    Bob, the four children that you and Bev have raised together are a testament to the love and support and you have always given them.  You cannot go back and change those moments in time, but you can go forward, just as you have here, and share what you have learned with others.  You have many more teachable moments to come.  I love the Freeman clan and am proud to call you family.

    Katy Fink-Johnson

  • Beautiful, Bob.  I can see where Andrew came from in you.  How blessed you both are to have each other.  Thank you for sharing this.

  • Dale Johnson

    What a brother you are! And what a nephew Andrew is!  We love you all.

  • Cfransson

    The pieces of the fabric are so interwoven I have no idea what else of Andrew I would lose…if he gave up the part of being gay. So true! Who knows who we would be without this dimension? And all it has brought us?

  • Mike Plugh

    Really beautiful and important words. Thank you.

  • Wilmajohnsong

    Bob, Thank you for sharing your experience and showing your abiding love for your child no matter what. I agree that God created each of us in his image – we each have a soul which I believe is a reflection of the spirit of God. When it comes to who we are as individuals God’s design has an infinite range of unique and beautiful variations. He certainly did not create any junk!

    I am glad to see many Covenanters willing to stand up for what is right, as I believe Christ’s most important message is to love each other It supercedes all else.

  • Ablg67

    I am wondering where any Scripture is quoted in this article or any of the comments regarding homosexuality as a “gift” from God. The Bible does not say anywhere that sexual orientation towards the same sex is a sin.  It does, however, consistently say that sexual activity outside of heterosexual marriage is a sin.  All sins are equal in God’s eyes per the Bible.

    I grew up in the Evangelical Covenant Church.
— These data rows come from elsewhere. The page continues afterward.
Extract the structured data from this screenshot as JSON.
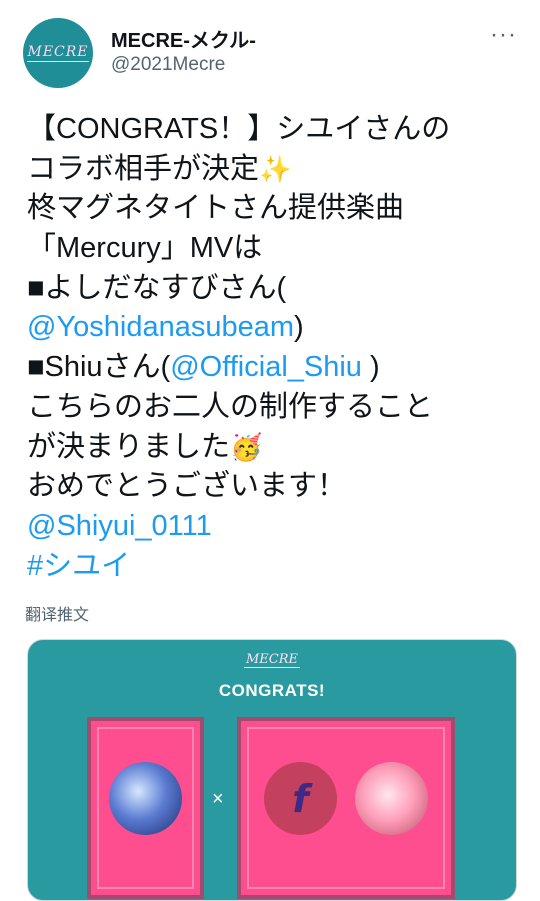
{
  "account": {
    "name": "MECRE-メクル-",
    "handle": "@2021Mecre",
    "avatar_label": "MECRE"
  },
  "more_label": "···",
  "tweet_lines": {
    "l1": "【CONGRATS！】シユイさんの",
    "l2": "コラボ相手が決定",
    "l2_emoji": "✨",
    "l3": "柊マグネタイトさん提供楽曲",
    "l4": "「Mercury」MVは",
    "l5": "■よしだなすびさん(",
    "l6_link": "@Yoshidanasubeam",
    "l6_tail": ")",
    "l7_pre": "■Shiuさん(",
    "l7_link": "@Official_Shiu",
    "l7_tail": " )",
    "l8": "こちらのお二人の制作すること",
    "l9": "が決まりました",
    "l9_emoji": "🥳",
    "l10": "おめでとうございます！",
    "l11_link": "@Shiyui_0111",
    "l12_link": "#シユイ"
  },
  "translate_label": "翻译推文",
  "card": {
    "logo": "MECRE",
    "title": "CONGRATS!",
    "times": "×",
    "logo_mark": "f"
  },
  "colors": {
    "link": "#1d9bf0",
    "card_bg": "#2a9aa1",
    "panel_pink": "#ff4e8f"
  }
}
I was taught that there possibly was no Hell…that it did not exist.  This is heresy.

    Please, Covenant Church, stand on the truths of the Bible!!!  Do not take the words of hymns as biblical truths.  Whether on is born gay or is gay because of early childhood experiences (or it is a “choice” as Martina N., the tennis player has said she has chosen), then this is something that the person has to deal with in life.  There are things in my life that are will always be a part of my “person” that I cannot change.  I need to try to live my life 100% surrendered to Christ and the teachings of the Bible and to “go on” even though life is very difficult.